Query point and distance

This recipe shows how to find the point on a specified line nearest the input point and the distance between those points.

querypointdistance

Finding only the distance can be done using the geometry’s distanceTo() method.

distance = point.distanceTo(line)

If you need to find the distance and the closest point on the line, use the Generate Near Table tool. As shown in the previous recipe, geometry objects can be inputs to Geoprocessing tools.

# Find the closest point on a line. Also, return the location of that closest point.
near_result = arcpy.analysis.GenerateNearTable(
       point, 
       line, 
       r'in_memory\neartable', 
       '', 
       'LOCATION', 
       'NO_ANGLE', 
       'CLOSEST')

with arcpy.da.SearchCursor(near_result, ['NEAR_DIST', 'NEAR_X', 'NEAR_Y']) as rows:
    row = rows.next()
    distance = row[0]
    x = row[1]
    y = row[2]

Our previous recipe demonstrates how to split a line with a point. In this case, if you needed to split the line, you can either do two things:

1. Use the distance as search radius for the Split Line at Point tool:

 split_lines = arcpy.management.SplitLineAtPoint(
        in_line,
        in_point,
        arcpy.Geometry(),
        distance)

2. Construct a point geometry and use it as the input points for the Split Line At Point tool.

pnt_on_line = arcpy.PointGeometry(arcpy.Point(x, y), point.spatialReference)
split_lines = arcpy.management.SplitLineAtPoint(
       in_line,
       pnt_on_line,
       arcpy.Geometry())

Splitting a line with a point

Recently I got an email where a colleague was trying to determine the distance a point on a line was from the beginning.  They were spinning their wheels looking at geometry operators and not seeing a solution.

First and foremost arcpy offers a broad broad collection of geoprocessing tools. What is perhaps less obvious is how those tools can be used directly with geometry objects. In the above scenario, using geometry as both input and output offers the solution to the problem. At a functional level, the Split Line at Points tool offers the solution. Being able to use it directly with geometry saves the hassle (and mess) of creating temporary datasets to work with.

import arcpy

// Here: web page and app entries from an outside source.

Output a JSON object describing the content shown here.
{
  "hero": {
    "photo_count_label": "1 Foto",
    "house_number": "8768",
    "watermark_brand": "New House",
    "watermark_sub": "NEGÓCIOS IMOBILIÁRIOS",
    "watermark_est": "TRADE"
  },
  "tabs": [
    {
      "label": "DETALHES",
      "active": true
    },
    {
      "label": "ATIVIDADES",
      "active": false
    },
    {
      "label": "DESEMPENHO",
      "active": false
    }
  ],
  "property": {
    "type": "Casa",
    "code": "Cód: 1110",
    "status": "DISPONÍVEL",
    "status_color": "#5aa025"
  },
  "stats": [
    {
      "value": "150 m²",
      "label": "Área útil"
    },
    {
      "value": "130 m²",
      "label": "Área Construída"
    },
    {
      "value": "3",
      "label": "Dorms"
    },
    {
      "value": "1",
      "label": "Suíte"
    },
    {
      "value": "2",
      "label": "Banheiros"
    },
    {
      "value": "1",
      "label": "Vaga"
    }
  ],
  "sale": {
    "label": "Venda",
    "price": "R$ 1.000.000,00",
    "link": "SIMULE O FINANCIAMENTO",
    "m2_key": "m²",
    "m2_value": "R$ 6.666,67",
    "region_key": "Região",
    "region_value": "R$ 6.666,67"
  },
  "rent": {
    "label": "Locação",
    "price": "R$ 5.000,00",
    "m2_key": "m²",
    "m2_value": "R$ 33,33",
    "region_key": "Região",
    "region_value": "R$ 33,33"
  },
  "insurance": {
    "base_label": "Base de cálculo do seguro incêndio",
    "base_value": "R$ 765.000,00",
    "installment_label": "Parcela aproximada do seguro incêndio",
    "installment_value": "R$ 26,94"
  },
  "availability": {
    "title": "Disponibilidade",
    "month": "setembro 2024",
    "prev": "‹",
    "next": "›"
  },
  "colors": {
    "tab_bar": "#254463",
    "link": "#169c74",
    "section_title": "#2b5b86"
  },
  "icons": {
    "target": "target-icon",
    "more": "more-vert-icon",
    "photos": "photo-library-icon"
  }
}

def split_line_with_point(in_line, in_point, search_radius=0):
    """Splits a Polyline object with a PointGeometry object. Returns
    a list of two Polyline geometries. First line will include the
    starting point of the in_line. Curves are supported.

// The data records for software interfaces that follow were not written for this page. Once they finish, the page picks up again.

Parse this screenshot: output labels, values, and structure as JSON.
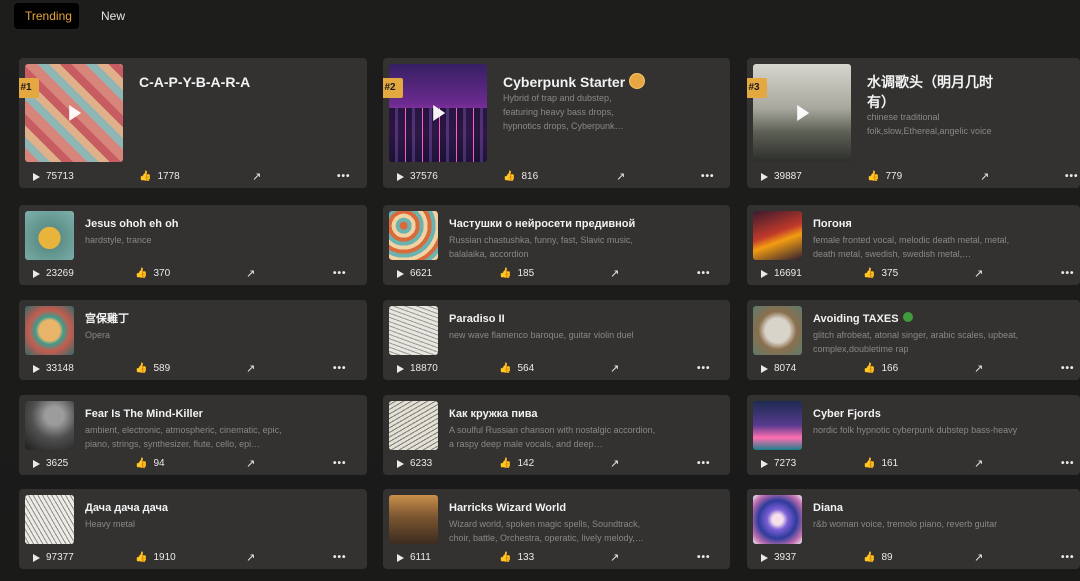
{
  "tabs": [
    {
      "label": "Trending",
      "active": true
    },
    {
      "label": "New",
      "active": false
    }
  ],
  "colors": {
    "accent": "#e4a841",
    "card": "#333231",
    "background": "#1c1c1b"
  },
  "featured": [
    {
      "rank": "#1",
      "title": "C-A-P-Y-B-A-R-A",
      "description": "",
      "plays": "75713",
      "likes": "1778",
      "thumb": "capybara-pattern"
    },
    {
      "rank": "#2",
      "title": "Cyberpunk Starter",
      "description": "Hybrid of trap and dubstep, featuring heavy bass drops, hypnotics drops, Cyberpunk…",
      "plays": "37576",
      "likes": "816",
      "thumb": "cyberpunk-city",
      "emoji": "radioactive-icon"
    },
    {
      "rank": "#3",
      "title": "水调歌头（明月几时有）",
      "description": "chinese traditional folk,slow,Ethereal,angelic voice",
      "plays": "39887",
      "likes": "779",
      "thumb": "chinese-landscape"
    }
  ],
  "songs": [
    {
      "title": "Jesus ohoh eh oh",
      "description": "hardstyle, trance",
      "plays": "23269",
      "likes": "370",
      "thumb": "bird-illustration"
    },
    {
      "title": "Частушки о нейросети предивной",
      "description": "Russian chastushka, funny, fast, Slavic music, balalaika, accordion",
      "plays": "6621",
      "likes": "185",
      "thumb": "folk-pattern"
    },
    {
      "title": "Погоня",
      "description": "female fronted vocal, melodic death metal, metal, death metal, swedish, swedish metal,…",
      "plays": "16691",
      "likes": "375",
      "thumb": "fire-landscape"
    },
    {
      "title": "宫保雞丁",
      "description": "Opera",
      "plays": "33148",
      "likes": "589",
      "thumb": "mask-face"
    },
    {
      "title": "Paradiso II",
      "description": "new wave flamenco baroque, guitar violin duel",
      "plays": "18870",
      "likes": "564",
      "thumb": "bird-sketch"
    },
    {
      "title": "Avoiding TAXES",
      "description": "glitch afrobeat, atonal singer, arabic scales, upbeat, complex,doubletime rap",
      "plays": "8074",
      "likes": "166",
      "thumb": "bird-guitar",
      "emoji": "tree-icon"
    },
    {
      "title": "Fear Is The Mind-Killer",
      "description": "ambient, electronic, atmospheric, cinematic, epic, piano, strings, synthesizer, flute, cello, epi…",
      "plays": "3625",
      "likes": "94",
      "thumb": "lone-tree"
    },
    {
      "title": "Как кружка пива",
      "description": "A soulful Russian chanson with nostalgic accordion, a raspy deep male vocals, and deep…",
      "plays": "6233",
      "likes": "142",
      "thumb": "bird-engraving"
    },
    {
      "title": "Cyber Fjords",
      "description": "nordic folk hypnotic cyberpunk dubstep bass-heavy",
      "plays": "7273",
      "likes": "161",
      "thumb": "neon-forest"
    },
    {
      "title": "Дача дача дача",
      "description": "Heavy metal",
      "plays": "97377",
      "likes": "1910",
      "thumb": "bird-sketch-2"
    },
    {
      "title": "Harricks Wizard World",
      "description": "Wizard world, spoken magic spells, Soundtrack, choir, battle, Orchestra, operatic, lively melody,…",
      "plays": "6111",
      "likes": "133",
      "thumb": "castle"
    },
    {
      "title": "Diana",
      "description": "r&b woman voice, tremolo piano, reverb guitar",
      "plays": "3937",
      "likes": "89",
      "thumb": "swirl"
    }
  ],
  "more_label": "•••"
}
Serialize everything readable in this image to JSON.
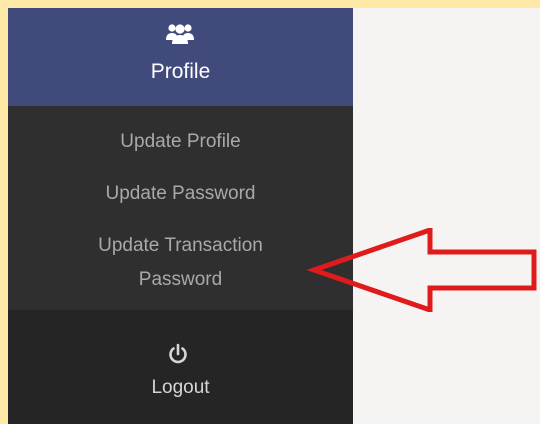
{
  "profile": {
    "icon": "users-icon",
    "label": "Profile"
  },
  "submenu": {
    "items": [
      {
        "label": "Update Profile"
      },
      {
        "label": "Update Password"
      },
      {
        "label_line1": "Update Transaction",
        "label_line2": "Password"
      }
    ]
  },
  "logout": {
    "icon": "power-icon",
    "label": "Logout"
  },
  "annotation": {
    "icon": "red-arrow-icon",
    "color": "#e01b1b"
  },
  "colors": {
    "border": "#fee9a6",
    "profile_bg": "#414b7b",
    "sidebar_bg": "#252525",
    "submenu_bg": "#2f2f2f",
    "content_bg": "#f6f4f3"
  }
}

    Parameters:
    in_line: arcpy.Polyline
    in_point: arcpy.PointGeometry
    search_radius: string | float | int
        Use to split the lines based on its proximity to the point.
        Line will be split at the nearest location to the point.
        If search_radius is 0, the point must be on the line.
        Can be expressed as a number or linear unit.
    """

    split_lines = arcpy.management.SplitLineAtPoint(
        in_line,
        in_point,
        arcpy.Geometry(),
        search_radius)

    if len(split_lines) == 1:
        raise Exception('Line could not be split')
    else:
        return split_lines

So to answer the original question, to get the distance a point on a line is from the beginning, you could use the above function and then ask for the length property of the first Polyline returned in the list.

distance = split_line_with_point(line, point)[0].length

Adding Fields: Performance Tips

Two approaches to help increase performance when adding numerous fields to a table or feature class.

1. Always load or create the table or feature class in-memory:

import arcpy
# Add fields to a feature class loaded into memory.
fc = r'c:\data\boston.gdb\parcels'
arcpy.management.MakeFeatureLayer(fc, 'parcels_lyr')
for f in out_fields:
    arcpy.AddField_management('parcels_layer',
                              f.name,
                              field_type=f.type,
                              field_length=f.length,
                              field_alias=f.aliasName)

 

import os
import arcpy

# Add the fields to an in_memory table.
tmp_table = os.path.join('in_memory', 'table_template')
arcpy.management.CreateTable(*os.path.split(tmp_table))
for f in out_fields:
    arcpy.AddField_management(tmp_table,
                              f.name,
                              field_type=f.type,
                              field_length=f.length,
                              field_alias=f.aliasName)

# Create the actual output table.
arcpy.CreateTable_management(out_path,
                             out_table_name,
                             template=tmp_table)
arcpy.Delete_management(tmp_table)

2. Use the data access and NumPy modules. The data access module function named ExtendTable() joins the contents of a NumPy structured array to a table based on a common attribute field.
This is the faster approach, however, the types of fields you can add using numpy are limited. There is no support for adding blobs, raster, and date fields.  In addition, the field alias can not be defined or altered.

import arcpy
import numpy

fc = r"c:\data\water.gdb\wells"

narray = numpy.array([],
numpy.dtype([('_ID', numpy.int),
             ('WELL_ID', numpy.int),
             ('DESC', '|S100'),
             ('DEPTH', numpy.float),
             ]))

arcpy.da.ExtendTable(fc, "OID@", narray, "_ID")